Gallows‘ Lee Barratt is back again, reviewing the latest releases, meaning that your decision about what to watch next Orange Wednesday isn’t a tricky one. Have a read of what he made of the latest Bourne installment, The Bourne Legacy.
“There was never just one…” says the tagline. And they’d be right as Jeremy Renner fills the big hole left by Matt Damon in the latest addition to the mega popular franchise based on Robert Ludlum’s best selling books.
All but written off by those people afraid of change (and trust me, I know there’s a lot of them), ‘The Bourne Legacy’ picks up during the events of ‘The Bourne Ultimatum’ as covert CIA operations Treadstone and it’s successor Blackbriar are in danger of being exposed after Bourne’s actions. Series newcomer Eric Byer (Edward Norton) realising the danger of the situation, orders that sister project Operation Outcome also be shut down and that means the termination of all representative agents including Aaron Cross (Renner) who is surviving out in the Alaskan wilderness.
After foiling Byer’s assassination attempt, Cross returns to the US to find more of the pills needed for him to maintain his physical and mental performance. Outcome has altered two of his chromosomes to produce a better form of agent that can heal faster from physical injury and cut out any inconsistencies that previous Treadstone agents would suffer from. He turns to his field doctor, Marta Shearing (Rachel Weisz), herself the only survivor of a mass killing spree at the lab she worked at, ordered by Byer to dispose of any evidence or witnesses from the Outcome program. The killing spree in the lab is quite shocking and easily the most violent part of the movie. With Byer trying to track them down, Cross and Shearing team up and secretly travel to Manila where she hopes to “viral out” Cross so he no longer has to rely on pills to stay in peak condition.
Without doubt, this has all the elements of a Bourne film but lacks the uniqueness that invigorated the action thriller genre when ‘The Bourne Identity’ was released. The shaky cam rooftop, motorbike and car chases that were spectacular in the original ‘Bourne’ are all here in abundance but now lack that little bit of sparkle as every one from James Bond to this year’s ‘Safe House’ have nicked the same ideas for their own benefit.
That being said, the action still looks great with the scenes in Alaska standing out as some of the best of the franchise. Anyone who saw ‘The Grey’ earlier this year will appreciate the fact that Renner manages to outsmart a wolf and give it a good kicking in the meantime before faking his own death. In fact, if the Bourne series is to continue then Renner is the lynchpin to rely on. It’s been a break out year for the star who’s already had hits with ‘Mission Impossible: Ghost Protocol’ and as Hawkeye in ‘The Avengers’.

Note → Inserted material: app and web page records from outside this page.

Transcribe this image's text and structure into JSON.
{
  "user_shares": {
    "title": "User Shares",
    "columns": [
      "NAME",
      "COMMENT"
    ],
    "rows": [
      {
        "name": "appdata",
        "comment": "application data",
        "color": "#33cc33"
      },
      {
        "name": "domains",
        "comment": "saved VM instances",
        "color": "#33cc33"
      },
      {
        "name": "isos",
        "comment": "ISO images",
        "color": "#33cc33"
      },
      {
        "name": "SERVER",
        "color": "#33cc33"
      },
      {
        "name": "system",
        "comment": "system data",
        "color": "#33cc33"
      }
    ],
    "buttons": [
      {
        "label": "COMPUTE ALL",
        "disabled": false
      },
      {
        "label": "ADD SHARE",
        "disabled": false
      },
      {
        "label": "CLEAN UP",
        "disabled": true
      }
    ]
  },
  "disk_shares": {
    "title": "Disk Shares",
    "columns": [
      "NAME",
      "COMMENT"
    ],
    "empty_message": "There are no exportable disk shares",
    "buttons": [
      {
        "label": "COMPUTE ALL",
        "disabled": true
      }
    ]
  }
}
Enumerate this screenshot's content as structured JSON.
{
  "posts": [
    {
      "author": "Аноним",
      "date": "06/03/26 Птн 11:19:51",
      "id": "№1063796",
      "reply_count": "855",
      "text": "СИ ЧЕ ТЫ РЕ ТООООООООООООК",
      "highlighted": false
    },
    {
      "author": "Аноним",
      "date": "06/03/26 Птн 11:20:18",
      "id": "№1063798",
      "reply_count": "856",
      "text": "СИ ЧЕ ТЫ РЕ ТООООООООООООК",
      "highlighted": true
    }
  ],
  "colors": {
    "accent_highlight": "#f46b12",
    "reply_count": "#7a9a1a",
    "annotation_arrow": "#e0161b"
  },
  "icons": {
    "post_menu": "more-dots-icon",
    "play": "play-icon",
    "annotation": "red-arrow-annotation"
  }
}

Whereas I always thought Damon’s Bourne was a little too cold and calculating, Aaron Cross doesn’t have that emotional detachment and is a more welcoming character. The downside of that is he may be not as compelling to the audience. That emotional core doesn’t mean he’s soft but his relationship with Shearing is essentially the heart of the movie and as much time is spent on their plight as there is on cracking skulls. Despite some awkward over acting at times by Weisz, the two carry the “us against them” motto for most of the last half of the movie with ease. Norton is callous but never too much of a threat when stuck behind a rack of computers and the tension only racks up towards the end when he sends another deadly agent from an undisclosed operation in Bangkok to find Cross and Shearing.
‘Bourne’ fans will forever argue whether another movie needed to be made and ‘Legacy’ may not entirely convince them. It has the familiar feel of the Bourne films but without an extensive plot, it feels a little lightweight compared to the three that have come before. Judged on its own merits though, it is an entertaining thriller and a solid extension of an existing quality set of movies. The abrupt ending doesn’t really reveal whether we’ll be seeing more of Cross in the future but the prospect of a team up between him and Bourne somewhere down the line is one that may be too tantalising for film executives to turn down.
For more of Lee’s film thoughts, you can check out his review blog here.